Required action: Each record below is to be restated word for word.

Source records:
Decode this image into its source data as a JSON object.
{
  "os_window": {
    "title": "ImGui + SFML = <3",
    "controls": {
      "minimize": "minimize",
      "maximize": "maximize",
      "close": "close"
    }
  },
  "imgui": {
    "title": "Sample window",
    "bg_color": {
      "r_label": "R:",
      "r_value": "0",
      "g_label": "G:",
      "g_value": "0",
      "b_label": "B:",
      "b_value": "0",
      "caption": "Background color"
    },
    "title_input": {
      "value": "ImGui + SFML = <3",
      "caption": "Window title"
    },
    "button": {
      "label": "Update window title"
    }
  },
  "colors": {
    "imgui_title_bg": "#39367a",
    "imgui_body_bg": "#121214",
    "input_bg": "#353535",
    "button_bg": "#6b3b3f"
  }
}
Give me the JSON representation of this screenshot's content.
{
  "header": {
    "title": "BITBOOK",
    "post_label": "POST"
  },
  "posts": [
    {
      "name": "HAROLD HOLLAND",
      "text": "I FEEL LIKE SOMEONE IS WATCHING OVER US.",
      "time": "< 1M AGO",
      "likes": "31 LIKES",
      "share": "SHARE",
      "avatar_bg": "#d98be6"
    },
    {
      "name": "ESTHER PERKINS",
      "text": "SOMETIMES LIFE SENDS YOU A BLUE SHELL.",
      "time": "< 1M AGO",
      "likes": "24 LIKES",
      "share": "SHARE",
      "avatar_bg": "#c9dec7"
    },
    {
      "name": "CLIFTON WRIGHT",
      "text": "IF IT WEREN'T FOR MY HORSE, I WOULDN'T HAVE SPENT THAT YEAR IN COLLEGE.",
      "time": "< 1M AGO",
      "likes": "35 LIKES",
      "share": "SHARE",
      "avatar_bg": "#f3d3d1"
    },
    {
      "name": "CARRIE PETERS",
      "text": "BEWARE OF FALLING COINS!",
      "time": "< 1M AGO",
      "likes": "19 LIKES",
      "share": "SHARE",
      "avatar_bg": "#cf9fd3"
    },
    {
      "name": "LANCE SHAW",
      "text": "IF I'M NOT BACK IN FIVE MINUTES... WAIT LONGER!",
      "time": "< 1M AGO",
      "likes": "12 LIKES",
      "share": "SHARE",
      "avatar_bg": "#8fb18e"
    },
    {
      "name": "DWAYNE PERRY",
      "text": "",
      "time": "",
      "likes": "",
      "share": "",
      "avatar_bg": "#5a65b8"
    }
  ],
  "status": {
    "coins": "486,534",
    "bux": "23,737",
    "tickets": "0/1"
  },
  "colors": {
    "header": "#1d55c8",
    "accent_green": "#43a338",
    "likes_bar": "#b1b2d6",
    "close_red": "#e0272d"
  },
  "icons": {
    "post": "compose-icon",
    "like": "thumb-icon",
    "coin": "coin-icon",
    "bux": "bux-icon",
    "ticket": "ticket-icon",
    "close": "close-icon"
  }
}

Exercise response:
Decode this image into its source data as a JSON object.
{
  "os_window": {
    "title": "ImGui + SFML = <3",
    "controls": {
      "minimize": "minimize",
      "maximize": "maximize",
      "close": "close"
    }
  },
  "imgui": {
    "title": "Sample window",
    "bg_color": {
      "r_label": "R:",
      "r_value": "0",
      "g_label": "G:",
      "g_value": "0",
      "b_label": "B:",
      "b_value": "0",
      "caption": "Background color"
    },
    "title_input": {
      "value": "ImGui + SFML = <3",
      "caption": "Window title"
    },
    "button": {
      "label": "Update window title"
    }
  },
  "colors": {
    "imgui_title_bg": "#39367a",
    "imgui_body_bg": "#121214",
    "input_bg": "#353535",
    "button_bg": "#6b3b3f"
  }
}
Give me the JSON representation of this screenshot's content.
{
  "header": {
    "title": "BITBOOK",
    "post_label": "POST"
  },
  "posts": [
    {
      "name": "HAROLD HOLLAND",
      "text": "I FEEL LIKE SOMEONE IS WATCHING OVER US.",
      "time": "< 1M AGO",
      "likes": "31 LIKES",
      "share": "SHARE",
      "avatar_bg": "#d98be6"
    },
    {
      "name": "ESTHER PERKINS",
      "text": "SOMETIMES LIFE SENDS YOU A BLUE SHELL.",
      "time": "< 1M AGO",
      "likes": "24 LIKES",
      "share": "SHARE",
      "avatar_bg": "#c9dec7"
    },
    {
      "name": "CLIFTON WRIGHT",
      "text": "IF IT WEREN'T FOR MY HORSE, I WOULDN'T HAVE SPENT THAT YEAR IN COLLEGE.",
      "time": "< 1M AGO",
      "likes": "35 LIKES",
      "share": "SHARE",
      "avatar_bg": "#f3d3d1"
    },
    {
      "name": "CARRIE PETERS",
      "text": "BEWARE OF FALLING COINS!",
      "time": "< 1M AGO",
      "likes": "19 LIKES",
      "share": "SHARE",
      "avatar_bg": "#cf9fd3"
    },
    {
      "name": "LANCE SHAW",
      "text": "IF I'M NOT BACK IN FIVE MINUTES... WAIT LONGER!",
      "time": "< 1M AGO",
      "likes": "12 LIKES",
      "share": "SHARE",
      "avatar_bg": "#8fb18e"
    },
    {
      "name": "DWAYNE PERRY",
      "text": "",
      "time": "",
      "likes": "",
      "share": "",
      "avatar_bg": "#5a65b8"
    }
  ],
  "status": {
    "coins": "486,534",
    "bux": "23,737",
    "tickets": "0/1"
  },
  "colors": {
    "header": "#1d55c8",
    "accent_green": "#43a338",
    "likes_bar": "#b1b2d6",
    "close_red": "#e0272d"
  },
  "icons": {
    "post": "compose-icon",
    "like": "thumb-icon",
    "coin": "coin-icon",
    "bux": "bux-icon",
    "ticket": "ticket-icon",
    "close": "close-icon"
  }
}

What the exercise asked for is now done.